## Excerpted records
--- START ---
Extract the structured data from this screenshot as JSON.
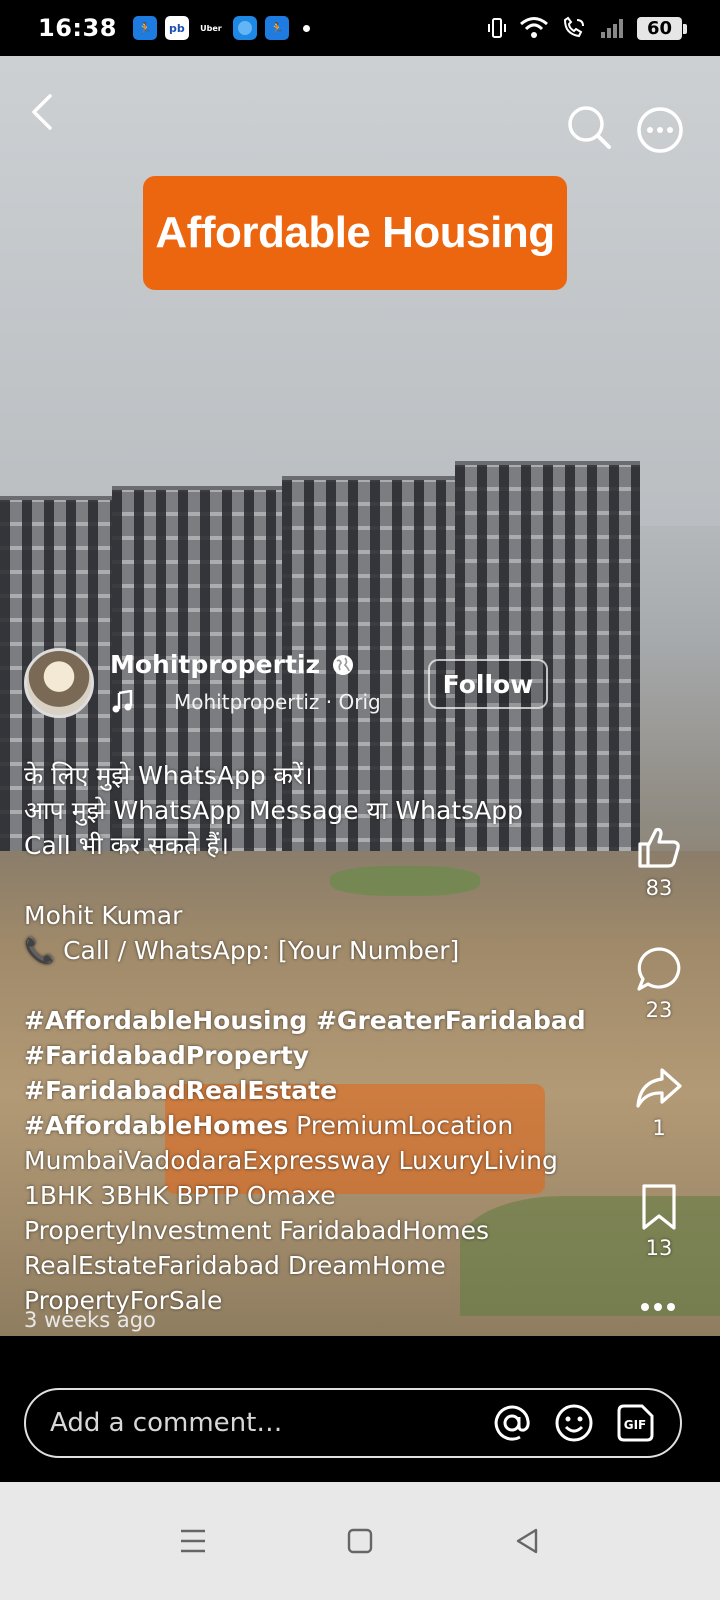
{
  "status_bar": {
    "time": "16:38",
    "apps": [
      "fitness-app",
      "pb",
      "Uber",
      "browser",
      "fitness-app"
    ],
    "battery": "60"
  },
  "video": {
    "banner_text": "Affordable Housing",
    "author": {
      "name": "Mohitpropertiz",
      "audio": "Mohitpropertiz · Orig"
    },
    "follow_label": "Follow",
    "caption_lines": [
      "के लिए मुझे WhatsApp करें।",
      "आप मुझे WhatsApp Message या WhatsApp",
      "Call भी कर सकते हैं।"
    ],
    "contact_name": "Mohit Kumar",
    "contact_line": "📞 Call / WhatsApp: [Your Number]",
    "hashtags_bold": [
      "#AffordableHousing #GreaterFaridabad",
      "#FaridabadProperty #FaridabadRealEstate",
      "#AffordableHomes"
    ],
    "tags_plain": [
      " PremiumLocation",
      "MumbaiVadodaraExpressway LuxuryLiving",
      "1BHK 3BHK BPTP Omaxe",
      "PropertyInvestment FaridabadHomes",
      "RealEstateFaridabad DreamHome",
      "PropertyForSale"
    ]
  },
  "actions": {
    "likes": "83",
    "comments": "23",
    "shares": "1",
    "saves": "13"
  },
  "timestamp": "3 weeks ago",
  "comment_box": {
    "placeholder": "Add a comment…",
    "gif_label": "GIF"
  },
  "colors": {
    "banner": "#ec660f",
    "background": "#000000",
    "nav_bar": "#e8e8e8"
  }
}
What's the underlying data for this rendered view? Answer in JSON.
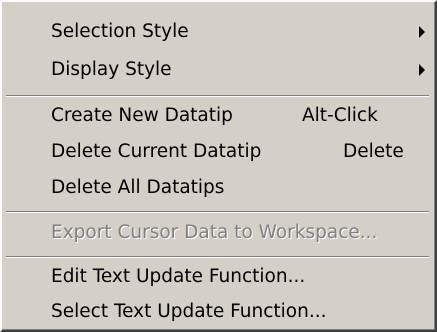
{
  "menu": {
    "selection_style": {
      "label": "Selection Style",
      "submenu_icon": "submenu-arrow-icon"
    },
    "display_style": {
      "label": "Display Style",
      "submenu_icon": "submenu-arrow-icon"
    },
    "create_new_datatip": {
      "label": "Create New Datatip",
      "shortcut": "Alt-Click"
    },
    "delete_current_datatip": {
      "label": "Delete Current Datatip",
      "shortcut": "Delete"
    },
    "delete_all_datatips": {
      "label": "Delete All Datatips"
    },
    "export_cursor_data": {
      "label": "Export Cursor Data to Workspace...",
      "enabled": false
    },
    "edit_text_update_function": {
      "label": "Edit Text Update Function..."
    },
    "select_text_update_function": {
      "label": "Select Text Update Function..."
    }
  },
  "colors": {
    "menu_background": "#d4d0c8",
    "text": "#000000",
    "disabled_text": "#808080"
  }
}
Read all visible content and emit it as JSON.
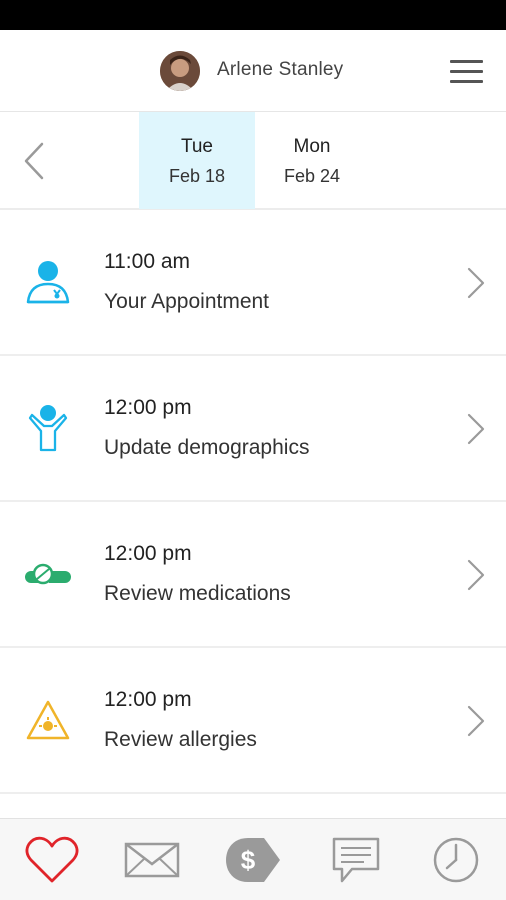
{
  "header": {
    "user_name": "Arlene Stanley",
    "avatar_icon": "user-avatar",
    "menu_icon": "hamburger-menu-icon"
  },
  "dates": {
    "back_icon": "chevron-left-icon",
    "tabs": [
      {
        "dow": "Tue",
        "date": "Feb 18",
        "active": true
      },
      {
        "dow": "Mon",
        "date": "Feb 24",
        "active": false
      }
    ],
    "active_color": "#dff6fd"
  },
  "tasks": [
    {
      "time": "11:00 am",
      "title": "Your Appointment",
      "icon": "doctor-icon",
      "color": "#1ab3e8"
    },
    {
      "time": "12:00 pm",
      "title": "Update demographics",
      "icon": "person-arms-up-icon",
      "color": "#1ab3e8"
    },
    {
      "time": "12:00 pm",
      "title": "Review medications",
      "icon": "pills-icon",
      "color": "#2bac6e"
    },
    {
      "time": "12:00 pm",
      "title": "Review allergies",
      "icon": "allergy-warning-icon",
      "color": "#f0b429"
    }
  ],
  "bottom_nav": [
    {
      "icon": "heart-icon",
      "color": "#e0242a",
      "active": true
    },
    {
      "icon": "mail-icon",
      "color": "#9a9a9a",
      "active": false
    },
    {
      "icon": "billing-tag-icon",
      "color": "#9a9a9a",
      "active": false
    },
    {
      "icon": "chat-icon",
      "color": "#9a9a9a",
      "active": false
    },
    {
      "icon": "clock-icon",
      "color": "#9a9a9a",
      "active": false
    }
  ]
}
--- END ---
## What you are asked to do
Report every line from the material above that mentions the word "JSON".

## Output
Extract the structured data from this screenshot as JSON.
What's the underlying data for this rendered view? Answer in JSON.
Read all visible content and emit it as JSON.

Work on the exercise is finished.